No one told us about the pelicans in Prespes National Park.
I mean, if my Greek village was full of tame pelicans I might keep it to myself, too. But we had to find out about the pelicans the hard way.
As we took a morning walk from our country cottage in Prespes National Park to the shore of the lake, we wandered through a small village. In the center of the village square, we saw a pelican statue. Drew noted that a breed of large pelican is native to the area, thank you very much internet research. We thought it was nice for the village to commemorate its most famous bird with a statue.
And then the statue started to walk.
We gasped. Stared incredulously at the huge, waddling bird. Tiptoed nearer in the hopes of getting a good photo before the bird took off in fear of two tiptoeing humans. We inched closer. And closer.
And the bird just stared at us.
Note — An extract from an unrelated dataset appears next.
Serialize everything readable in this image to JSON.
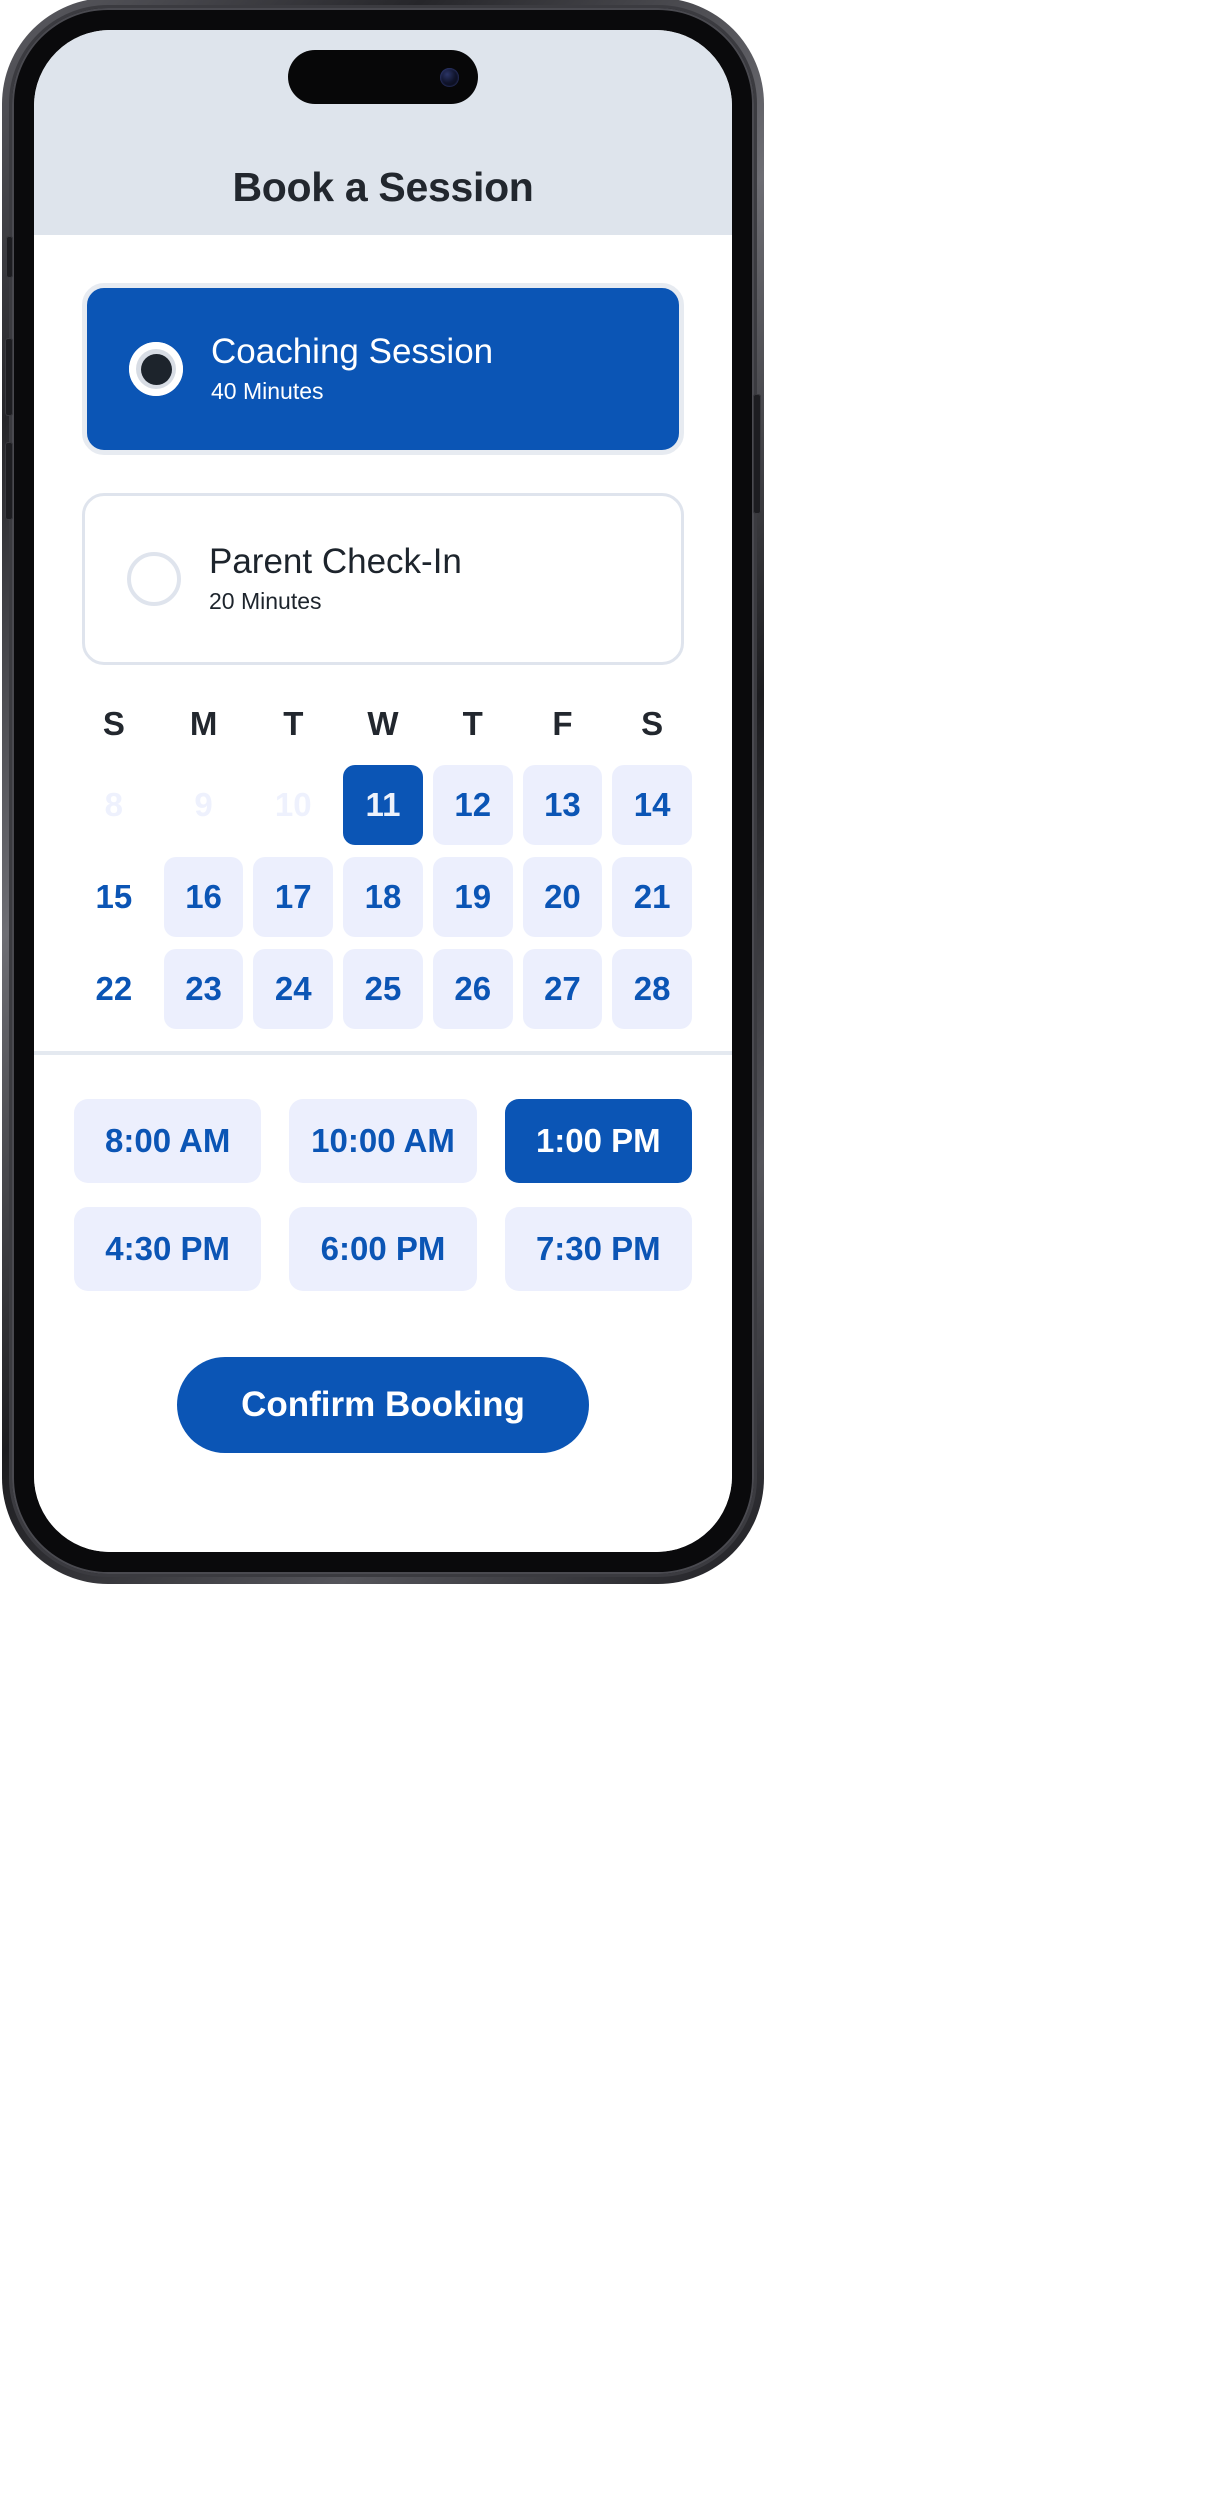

Nearby, the village dog lazed in the sun of the only restaurant on the square. Several cats waited eagerly for scraps from incoming fisherman. The pelican was completely unfazed by the gathering of animals and humans, and periodically passing cars. We quickly realized that just like the cats, the bird was waiting for a handout from a fisherman. The pelican was particularly impatient, as it tried to snag a treat from the bag of groceries in the opened trunk of a nearby car, parked alongside the docks.
I mean, fishing is hard work, even for a giant pelican. Might as well get the handout if you can.
One pelican became two, and the crowd of cats grew, as tiny fishing boats drew in to the village dock. This must be a daily ritual, we reasoned. Every person and animal seemed to know their roles. The cats jumped directly into the boats from the dock as they arrived. The pelicans belly flopped into the water, their lack of grace highlighting their strangely proportioned bodies.
We sat, dumbfounded, watching the entire scene unfold, symbiosis on display.
Other than the drama of the pelicans, our time in Prespes National Park (sometimes spelled Prespa in the Latin alphabet) was uneventful. We knew we wanted to spend our time in Greece in the northwest of the country, easy access from Macedonia and to the ferry that would eventually take us back to Italy. A long drive to Athens or even a flight to the Greek Islands was not on the books for this visit, and believe us, we looked into it.
It was just as well. A serendipitous search on AirBnB led us to a lovely isolated cottage in a tiny hamlet of 5 houses within the national park. While it was technically above our daily accommodation budget, we reasoned that our other expenses would be low, with nothing much to do other than walk, cook, read and sleep.
We took full advantage of the downtime. Our tiny portable speaker was on all day, as we cycled through various Spotify playlists, background noise to our stunning view. We drank coffee on the patio. We watched the various animals mosey around the fields, several horses, wild pigs, goats, sheep and cows. I got caught up on my Netflix documentary queue (I really enjoyed The Barkley Marathons for anyone needing a recommendation. Here’s the trailer.). I read at least one book.
Each night we built a fire in our cottage’s fireplace. As two fire building novices, we had a surprisingly difficult time getting the hang of the fire structure. The first night was an epic fail, a smoky, non-burning mess. We cursed the wildfires that seem to start with a mere spark, while we went through an entire box of matches with nothing but, well, an empty box of matches to show for it. By the second night we got the hang of it, and found the stash of dry wood.
A few days in, we were fire-building machines.
One afternoon, after spending more than half the day zoned out on our various electronic devices, we went for a hike up the path that began in front of our house. The trees were starting to turn red and yellow, and while warm, there was a slight crispness to the air.
The highlight of the hike was when a herd of goats passed us on the path.
We could hear these goats all week, their neck bells ringing and echoing around the valley. But we could never see them, as they prefer to graze under the cover of the trees, not out in the open fields. And just like that, they were in front of us. A few lazy herding dogs led the pack and the herder, a young guy chatting away on his cell phone, brought up the rear.
Prespes National Park is stunning and was an unexpected treat for two people just looking for a location to crash on the way to somewhere else. Maybe we loved it so much because we had no ingoing expectations, so our propensity for being delighted was high. Maybe we just got lucky and stumbled into one of Greece’s most gorgeous corners without trying too hard.
Or maybe, just maybe, it was the pelicans.
Travel Tip: Prespes National Park is in northwest Greece, near the borders of Macedonia and Albania. The closest major city with an airport is Thessaloniki, about a 3 hour drive to the east. We came from Ohrid, Macedonia, which is also about 3 hours drive, thanks in part to the twisting, mountain back roads that connect the two areas. If you want some beautiful vistas and a little rest and relaxation, with no crowds and very few tourists, then this destination is perfect.